DATASET:
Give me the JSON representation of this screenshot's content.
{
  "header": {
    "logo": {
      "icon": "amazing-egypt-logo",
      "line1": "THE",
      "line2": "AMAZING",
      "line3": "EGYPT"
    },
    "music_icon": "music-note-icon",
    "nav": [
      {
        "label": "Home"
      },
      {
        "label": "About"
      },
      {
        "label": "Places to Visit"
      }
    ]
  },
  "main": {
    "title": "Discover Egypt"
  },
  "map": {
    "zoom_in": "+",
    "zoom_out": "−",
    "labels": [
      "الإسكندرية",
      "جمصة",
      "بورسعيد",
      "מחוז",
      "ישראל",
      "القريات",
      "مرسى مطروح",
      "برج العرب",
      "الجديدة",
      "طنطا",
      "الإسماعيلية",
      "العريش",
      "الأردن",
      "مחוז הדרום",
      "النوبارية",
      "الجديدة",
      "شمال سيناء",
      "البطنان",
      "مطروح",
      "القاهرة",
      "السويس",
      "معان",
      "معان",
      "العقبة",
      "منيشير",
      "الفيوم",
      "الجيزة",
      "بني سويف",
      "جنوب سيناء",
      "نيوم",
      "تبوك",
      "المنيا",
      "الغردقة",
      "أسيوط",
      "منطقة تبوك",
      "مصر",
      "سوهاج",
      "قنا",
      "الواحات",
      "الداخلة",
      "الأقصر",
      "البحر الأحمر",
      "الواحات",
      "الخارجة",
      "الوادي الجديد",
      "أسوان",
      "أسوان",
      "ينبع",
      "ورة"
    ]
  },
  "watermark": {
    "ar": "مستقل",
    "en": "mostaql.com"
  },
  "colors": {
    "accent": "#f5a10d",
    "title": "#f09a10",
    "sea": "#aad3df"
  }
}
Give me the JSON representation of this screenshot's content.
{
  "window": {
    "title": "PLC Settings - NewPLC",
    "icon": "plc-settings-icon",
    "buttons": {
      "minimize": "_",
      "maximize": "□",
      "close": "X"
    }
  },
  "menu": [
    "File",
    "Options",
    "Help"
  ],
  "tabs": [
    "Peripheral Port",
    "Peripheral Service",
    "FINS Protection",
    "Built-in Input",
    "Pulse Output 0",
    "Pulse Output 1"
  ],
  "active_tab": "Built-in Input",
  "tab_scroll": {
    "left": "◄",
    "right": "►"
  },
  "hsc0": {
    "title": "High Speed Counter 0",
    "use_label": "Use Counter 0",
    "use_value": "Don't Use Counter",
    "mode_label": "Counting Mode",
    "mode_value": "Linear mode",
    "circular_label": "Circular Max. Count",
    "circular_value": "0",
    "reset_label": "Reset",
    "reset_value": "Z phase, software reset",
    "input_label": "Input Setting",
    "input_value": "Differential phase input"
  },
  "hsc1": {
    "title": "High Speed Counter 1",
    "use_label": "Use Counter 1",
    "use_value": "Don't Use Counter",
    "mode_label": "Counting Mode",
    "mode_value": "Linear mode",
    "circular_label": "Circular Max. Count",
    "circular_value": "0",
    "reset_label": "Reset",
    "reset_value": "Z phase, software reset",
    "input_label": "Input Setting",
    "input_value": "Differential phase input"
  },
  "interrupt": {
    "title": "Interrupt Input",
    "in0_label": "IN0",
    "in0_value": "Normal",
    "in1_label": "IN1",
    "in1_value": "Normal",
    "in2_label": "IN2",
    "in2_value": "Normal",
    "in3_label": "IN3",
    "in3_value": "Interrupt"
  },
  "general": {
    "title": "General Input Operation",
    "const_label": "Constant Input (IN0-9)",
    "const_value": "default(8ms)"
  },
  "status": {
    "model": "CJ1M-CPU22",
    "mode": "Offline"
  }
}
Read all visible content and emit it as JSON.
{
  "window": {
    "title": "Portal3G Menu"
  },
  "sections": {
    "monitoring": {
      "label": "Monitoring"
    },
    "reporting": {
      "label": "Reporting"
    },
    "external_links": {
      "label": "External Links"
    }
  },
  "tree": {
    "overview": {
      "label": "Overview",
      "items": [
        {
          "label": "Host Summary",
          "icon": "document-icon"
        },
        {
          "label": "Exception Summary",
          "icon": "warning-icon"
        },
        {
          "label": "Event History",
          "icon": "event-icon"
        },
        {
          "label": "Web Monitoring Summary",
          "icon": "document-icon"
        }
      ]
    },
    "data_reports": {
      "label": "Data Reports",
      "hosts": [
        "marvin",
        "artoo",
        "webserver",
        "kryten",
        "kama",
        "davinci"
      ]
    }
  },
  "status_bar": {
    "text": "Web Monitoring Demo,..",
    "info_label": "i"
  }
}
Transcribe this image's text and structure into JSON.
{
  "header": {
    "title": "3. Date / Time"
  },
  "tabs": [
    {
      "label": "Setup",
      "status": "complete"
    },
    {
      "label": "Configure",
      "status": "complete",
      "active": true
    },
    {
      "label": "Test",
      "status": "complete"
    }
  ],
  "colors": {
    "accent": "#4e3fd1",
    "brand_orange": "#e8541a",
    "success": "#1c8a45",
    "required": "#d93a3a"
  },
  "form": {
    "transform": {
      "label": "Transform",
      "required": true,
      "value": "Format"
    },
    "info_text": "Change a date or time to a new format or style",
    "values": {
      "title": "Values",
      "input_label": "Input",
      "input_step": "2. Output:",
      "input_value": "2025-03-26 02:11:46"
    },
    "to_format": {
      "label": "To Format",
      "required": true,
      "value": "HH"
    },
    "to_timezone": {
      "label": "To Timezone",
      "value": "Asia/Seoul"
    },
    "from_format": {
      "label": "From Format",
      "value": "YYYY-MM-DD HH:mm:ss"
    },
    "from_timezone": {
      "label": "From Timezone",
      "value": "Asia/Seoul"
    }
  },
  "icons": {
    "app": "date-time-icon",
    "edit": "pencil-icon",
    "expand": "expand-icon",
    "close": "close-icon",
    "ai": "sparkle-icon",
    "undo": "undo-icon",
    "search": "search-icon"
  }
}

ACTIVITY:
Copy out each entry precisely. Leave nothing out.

ANSWER SPACE:
Give me the JSON representation of this screenshot's content.
{
  "header": {
    "logo": {
      "icon": "amazing-egypt-logo",
      "line1": "THE",
      "line2": "AMAZING",
      "line3": "EGYPT"
    },
    "music_icon": "music-note-icon",
    "nav": [
      {
        "label": "Home"
      },
      {
        "label": "About"
      },
      {
        "label": "Places to Visit"
      }
    ]
  },
  "main": {
    "title": "Discover Egypt"
  },
  "map": {
    "zoom_in": "+",
    "zoom_out": "−",
    "labels": [
      "الإسكندرية",
      "جمصة",
      "بورسعيد",
      "מחוז",
      "ישראל",
      "القريات",
      "مرسى مطروح",
      "برج العرب",
      "الجديدة",
      "طنطا",
      "الإسماعيلية",
      "العريش",
      "الأردن",
      "مחוז הדרום",
      "النوبارية",
      "الجديدة",
      "شمال سيناء",
      "البطنان",
      "مطروح",
      "القاهرة",
      "السويس",
      "معان",
      "معان",
      "العقبة",
      "منيشير",
      "الفيوم",
      "الجيزة",
      "بني سويف",
      "جنوب سيناء",
      "نيوم",
      "تبوك",
      "المنيا",
      "الغردقة",
      "أسيوط",
      "منطقة تبوك",
      "مصر",
      "سوهاج",
      "قنا",
      "الواحات",
      "الداخلة",
      "الأقصر",
      "البحر الأحمر",
      "الواحات",
      "الخارجة",
      "الوادي الجديد",
      "أسوان",
      "أسوان",
      "ينبع",
      "ورة"
    ]
  },
  "watermark": {
    "ar": "مستقل",
    "en": "mostaql.com"
  },
  "colors": {
    "accent": "#f5a10d",
    "title": "#f09a10",
    "sea": "#aad3df"
  }
}
Give me the JSON representation of this screenshot's content.
{
  "window": {
    "title": "PLC Settings - NewPLC",
    "icon": "plc-settings-icon",
    "buttons": {
      "minimize": "_",
      "maximize": "□",
      "close": "X"
    }
  },
  "menu": [
    "File",
    "Options",
    "Help"
  ],
  "tabs": [
    "Peripheral Port",
    "Peripheral Service",
    "FINS Protection",
    "Built-in Input",
    "Pulse Output 0",
    "Pulse Output 1"
  ],
  "active_tab": "Built-in Input",
  "tab_scroll": {
    "left": "◄",
    "right": "►"
  },
  "hsc0": {
    "title": "High Speed Counter 0",
    "use_label": "Use Counter 0",
    "use_value": "Don't Use Counter",
    "mode_label": "Counting Mode",
    "mode_value": "Linear mode",
    "circular_label": "Circular Max. Count",
    "circular_value": "0",
    "reset_label": "Reset",
    "reset_value": "Z phase, software reset",
    "input_label": "Input Setting",
    "input_value": "Differential phase input"
  },
  "hsc1": {
    "title": "High Speed Counter 1",
    "use_label": "Use Counter 1",
    "use_value": "Don't Use Counter",
    "mode_label": "Counting Mode",
    "mode_value": "Linear mode",
    "circular_label": "Circular Max. Count",
    "circular_value": "0",
    "reset_label": "Reset",
    "reset_value": "Z phase, software reset",
    "input_label": "Input Setting",
    "input_value": "Differential phase input"
  },
  "interrupt": {
    "title": "Interrupt Input",
    "in0_label": "IN0",
    "in0_value": "Normal",
    "in1_label": "IN1",
    "in1_value": "Normal",
    "in2_label": "IN2",
    "in2_value": "Normal",
    "in3_label": "IN3",
    "in3_value": "Interrupt"
  },
  "general": {
    "title": "General Input Operation",
    "const_label": "Constant Input (IN0-9)",
    "const_value": "default(8ms)"
  },
  "status": {
    "model": "CJ1M-CPU22",
    "mode": "Offline"
  }
}
Read all visible content and emit it as JSON.
{
  "window": {
    "title": "Portal3G Menu"
  },
  "sections": {
    "monitoring": {
      "label": "Monitoring"
    },
    "reporting": {
      "label": "Reporting"
    },
    "external_links": {
      "label": "External Links"
    }
  },
  "tree": {
    "overview": {
      "label": "Overview",
      "items": [
        {
          "label": "Host Summary",
          "icon": "document-icon"
        },
        {
          "label": "Exception Summary",
          "icon": "warning-icon"
        },
        {
          "label": "Event History",
          "icon": "event-icon"
        },
        {
          "label": "Web Monitoring Summary",
          "icon": "document-icon"
        }
      ]
    },
    "data_reports": {
      "label": "Data Reports",
      "hosts": [
        "marvin",
        "artoo",
        "webserver",
        "kryten",
        "kama",
        "davinci"
      ]
    }
  },
  "status_bar": {
    "text": "Web Monitoring Demo,..",
    "info_label": "i"
  }
}
Transcribe this image's text and structure into JSON.
{
  "header": {
    "title": "3. Date / Time"
  },
  "tabs": [
    {
      "label": "Setup",
      "status": "complete"
    },
    {
      "label": "Configure",
      "status": "complete",
      "active": true
    },
    {
      "label": "Test",
      "status": "complete"
    }
  ],
  "colors": {
    "accent": "#4e3fd1",
    "brand_orange": "#e8541a",
    "success": "#1c8a45",
    "required": "#d93a3a"
  },
  "form": {
    "transform": {
      "label": "Transform",
      "required": true,
      "value": "Format"
    },
    "info_text": "Change a date or time to a new format or style",
    "values": {
      "title": "Values",
      "input_label": "Input",
      "input_step": "2. Output:",
      "input_value": "2025-03-26 02:11:46"
    },
    "to_format": {
      "label": "To Format",
      "required": true,
      "value": "HH"
    },
    "to_timezone": {
      "label": "To Timezone",
      "value": "Asia/Seoul"
    },
    "from_format": {
      "label": "From Format",
      "value": "YYYY-MM-DD HH:mm:ss"
    },
    "from_timezone": {
      "label": "From Timezone",
      "value": "Asia/Seoul"
    }
  },
  "icons": {
    "app": "date-time-icon",
    "edit": "pencil-icon",
    "expand": "expand-icon",
    "close": "close-icon",
    "ai": "sparkle-icon",
    "undo": "undo-icon",
    "search": "search-icon"
  }
}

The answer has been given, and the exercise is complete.